might be gained, with a higher style of decoration; and this, we are happy to say, has just been
accomplished in the redecoration and partial reconstruction of the approaches. The staircases
are now of slate; the seats in the dress circle are provided with backs; and several minor comforts have been added.
In the auditory, a very graceful and elegant style of ornament has been adopted prominently in the
fronts of the boxes and the ceiling; and there is much gaiety in the wreathing of the supports with
flowers. The proscenium boxes are hung with muslin draperies, and surmounted with burnished
medallions, which reflect with great brilliancy the light from the central chandelier. The
dome in the roof is retained, but now resembles trellis-work, which is agreeably effective.
Least there should, however, be an unseasonable lightness in all this, the linings and furniture of the
boxes are deep crimson. A drop scene has also been painted.
The general alterations have been designed and superintended by Mr. Charles Manby; and the decorations
have been designed by Mr. Digby Wyatt, architect, and executed by Mr. Sang. They are very sparkling
and tasteful throughout.
We have engraved the newly-decorated auditory, in which the public already find themselves at home

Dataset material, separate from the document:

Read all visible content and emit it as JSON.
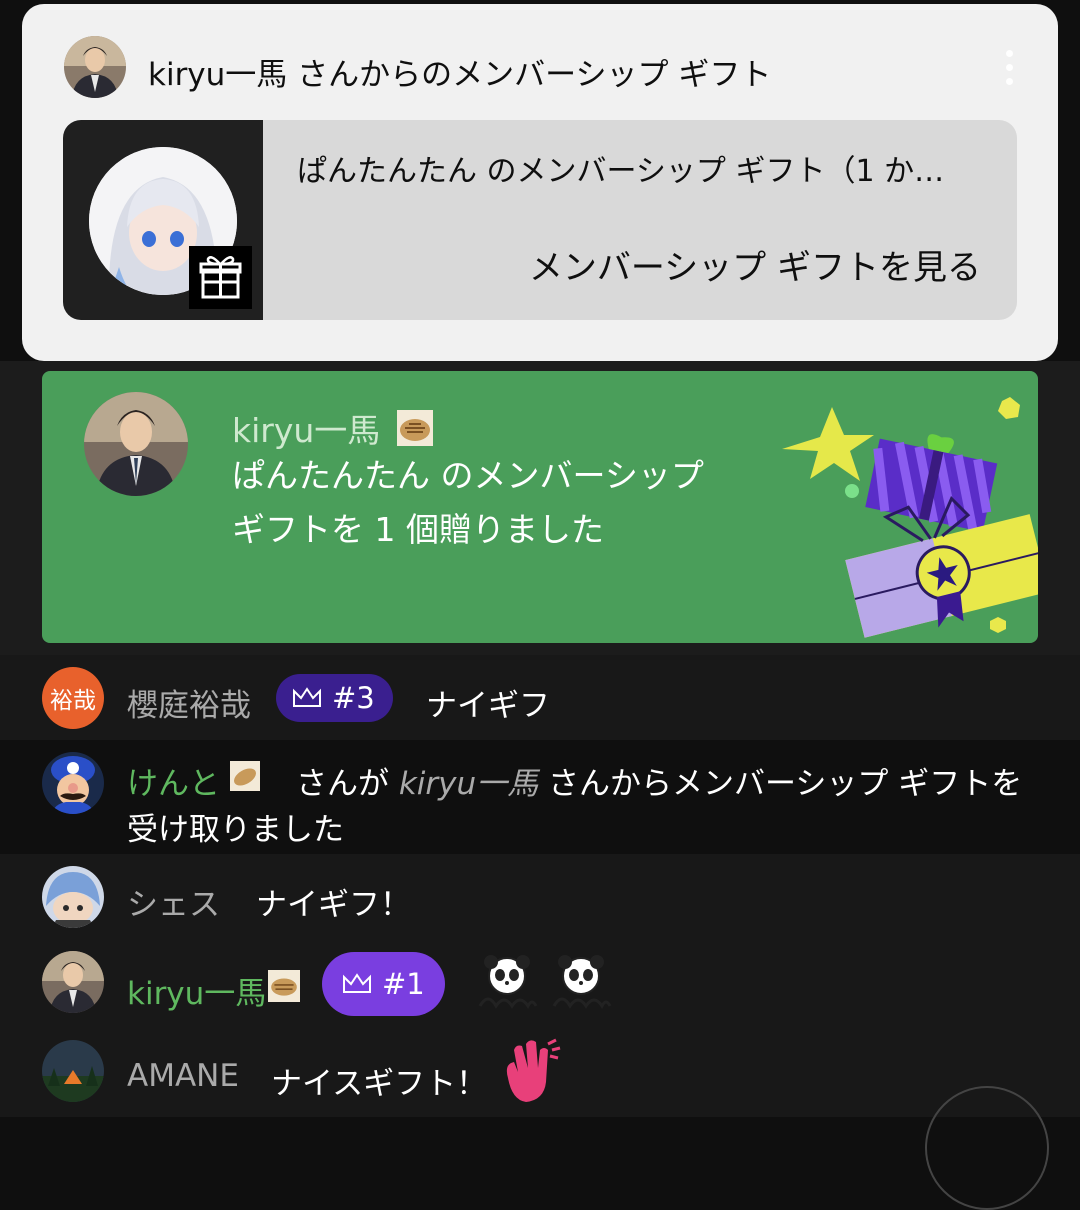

in as large numbers as of old. The enlargements and re-constructions behind the curtain are also
extensive and must largely contribute to the gratification of those before it.